**Exercise details**
In your copy, repeat each record exactly and include no pictures.

**Data to examine**

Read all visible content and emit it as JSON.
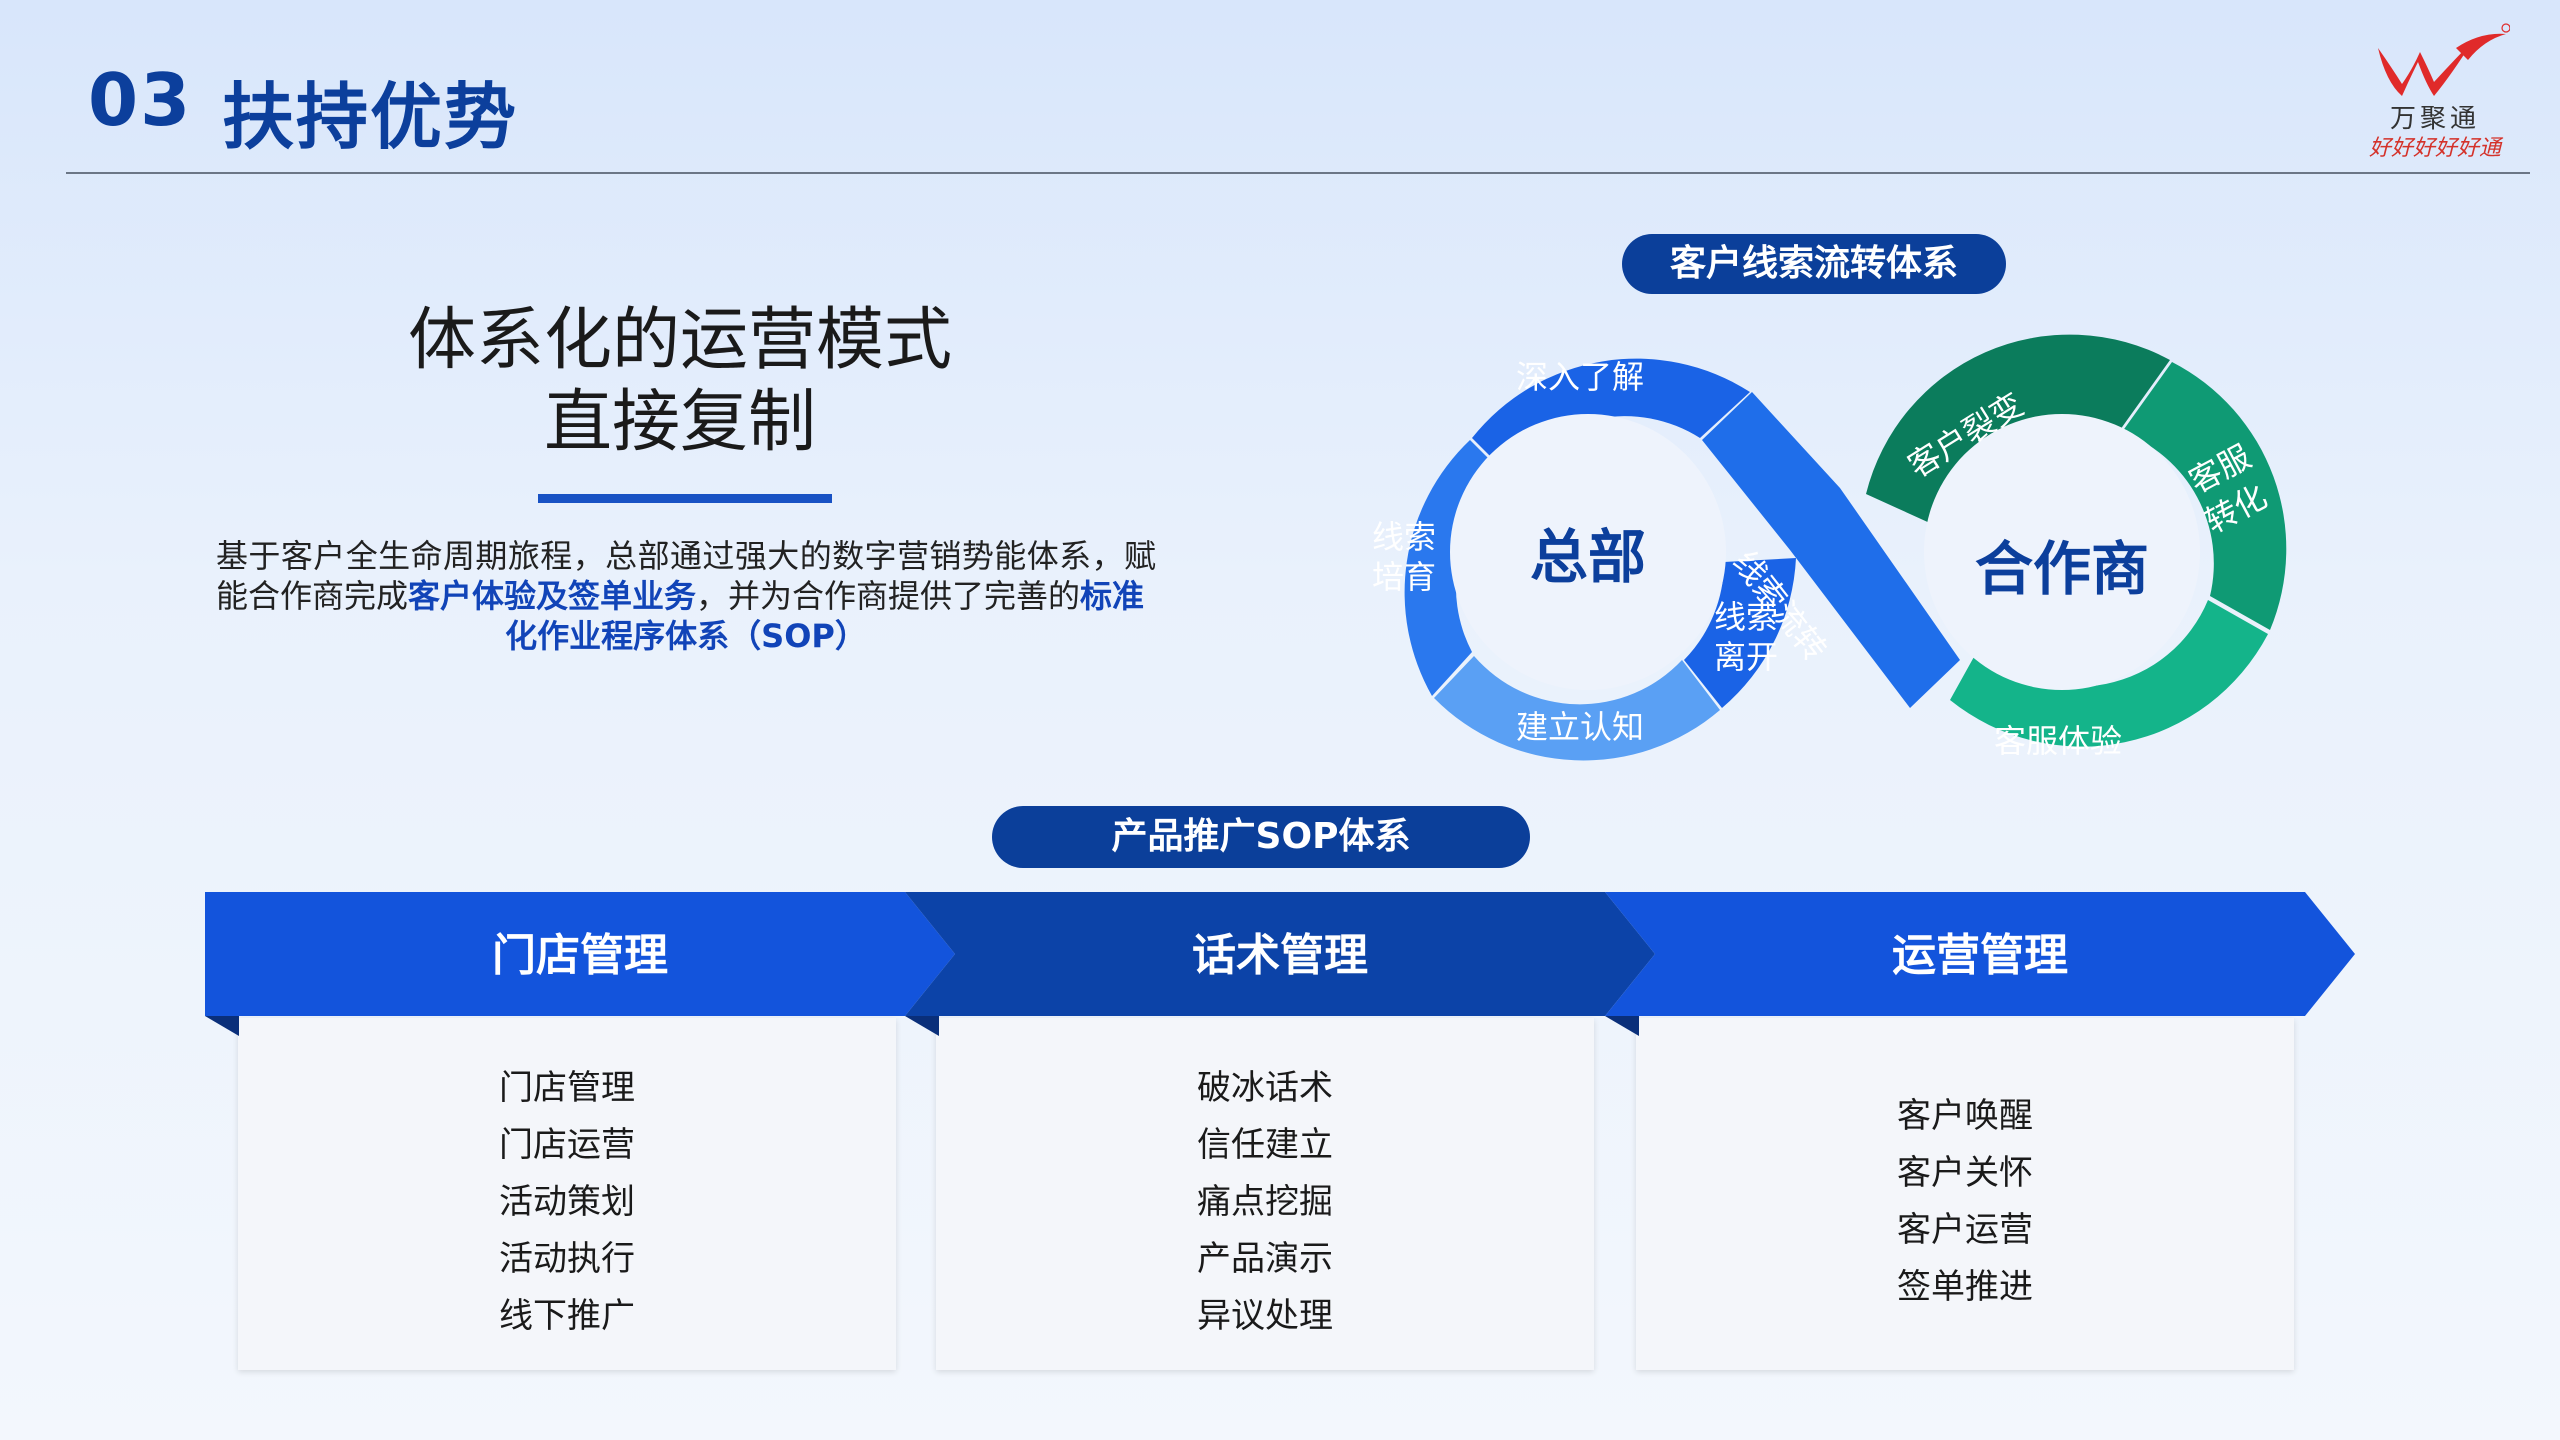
{
  "header": {
    "number": "03",
    "title": "扶持优势"
  },
  "logo": {
    "brand": "万聚通",
    "slogan": "好好好好好通"
  },
  "headline": {
    "line1": "体系化的运营模式",
    "line2": "直接复制"
  },
  "description": {
    "part1": "基于客户全生命周期旅程，总部通过强大的数字营销势能体系，赋能合作商完成",
    "highlight1": "客户体验及签单业务",
    "part2": "，并为合作商提供了完善的",
    "highlight2a": "标准",
    "highlight2b": "化作业程序体系（SOP）"
  },
  "lead_flow": {
    "title": "客户线索流转体系",
    "left_center": "总部",
    "right_center": "合作商",
    "left_segments": [
      "深入了解",
      "线索",
      "培育",
      "建立认知",
      "线索",
      "离开"
    ],
    "cross_label": "线索流转",
    "right_segments": [
      "客户裂变",
      "客服",
      "转化",
      "客服体验"
    ],
    "colors": {
      "blue_dark": "#1a5fe0",
      "blue_mid": "#2f7df0",
      "blue_light": "#5fa3f5",
      "green_dark": "#0b7a5a",
      "green_mid": "#0e9a74",
      "green_light": "#13b48a"
    }
  },
  "sop": {
    "title": "产品推广SOP体系",
    "columns": [
      {
        "label": "门店管理",
        "items": [
          "门店管理",
          "门店运营",
          "活动策划",
          "活动执行",
          "线下推广"
        ]
      },
      {
        "label": "话术管理",
        "items": [
          "破冰话术",
          "信任建立",
          "痛点挖掘",
          "产品演示",
          "异议处理"
        ]
      },
      {
        "label": "运营管理",
        "items": [
          "客户唤醒",
          "客户关怀",
          "客户运营",
          "签单推进"
        ]
      }
    ],
    "colors": {
      "band1": "#1354dc",
      "band2": "#0c43a8",
      "band3": "#1354dc",
      "fold": "#0a2f7a"
    }
  }
}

**Exercise solution**
Read all visible content and emit it as JSON.
{
  "header": {
    "number": "03",
    "title": "扶持优势"
  },
  "logo": {
    "brand": "万聚通",
    "slogan": "好好好好好通"
  },
  "headline": {
    "line1": "体系化的运营模式",
    "line2": "直接复制"
  },
  "description": {
    "part1": "基于客户全生命周期旅程，总部通过强大的数字营销势能体系，赋能合作商完成",
    "highlight1": "客户体验及签单业务",
    "part2": "，并为合作商提供了完善的",
    "highlight2a": "标准",
    "highlight2b": "化作业程序体系（SOP）"
  },
  "lead_flow": {
    "title": "客户线索流转体系",
    "left_center": "总部",
    "right_center": "合作商",
    "left_segments": [
      "深入了解",
      "线索",
      "培育",
      "建立认知",
      "线索",
      "离开"
    ],
    "cross_label": "线索流转",
    "right_segments": [
      "客户裂变",
      "客服",
      "转化",
      "客服体验"
    ],
    "colors": {
      "blue_dark": "#1a5fe0",
      "blue_mid": "#2f7df0",
      "blue_light": "#5fa3f5",
      "green_dark": "#0b7a5a",
      "green_mid": "#0e9a74",
      "green_light": "#13b48a"
    }
  },
  "sop": {
    "title": "产品推广SOP体系",
    "columns": [
      {
        "label": "门店管理",
        "items": [
          "门店管理",
          "门店运营",
          "活动策划",
          "活动执行",
          "线下推广"
        ]
      },
      {
        "label": "话术管理",
        "items": [
          "破冰话术",
          "信任建立",
          "痛点挖掘",
          "产品演示",
          "异议处理"
        ]
      },
      {
        "label": "运营管理",
        "items": [
          "客户唤醒",
          "客户关怀",
          "客户运营",
          "签单推进"
        ]
      }
    ],
    "colors": {
      "band1": "#1354dc",
      "band2": "#0c43a8",
      "band3": "#1354dc",
      "fold": "#0a2f7a"
    }
  }
}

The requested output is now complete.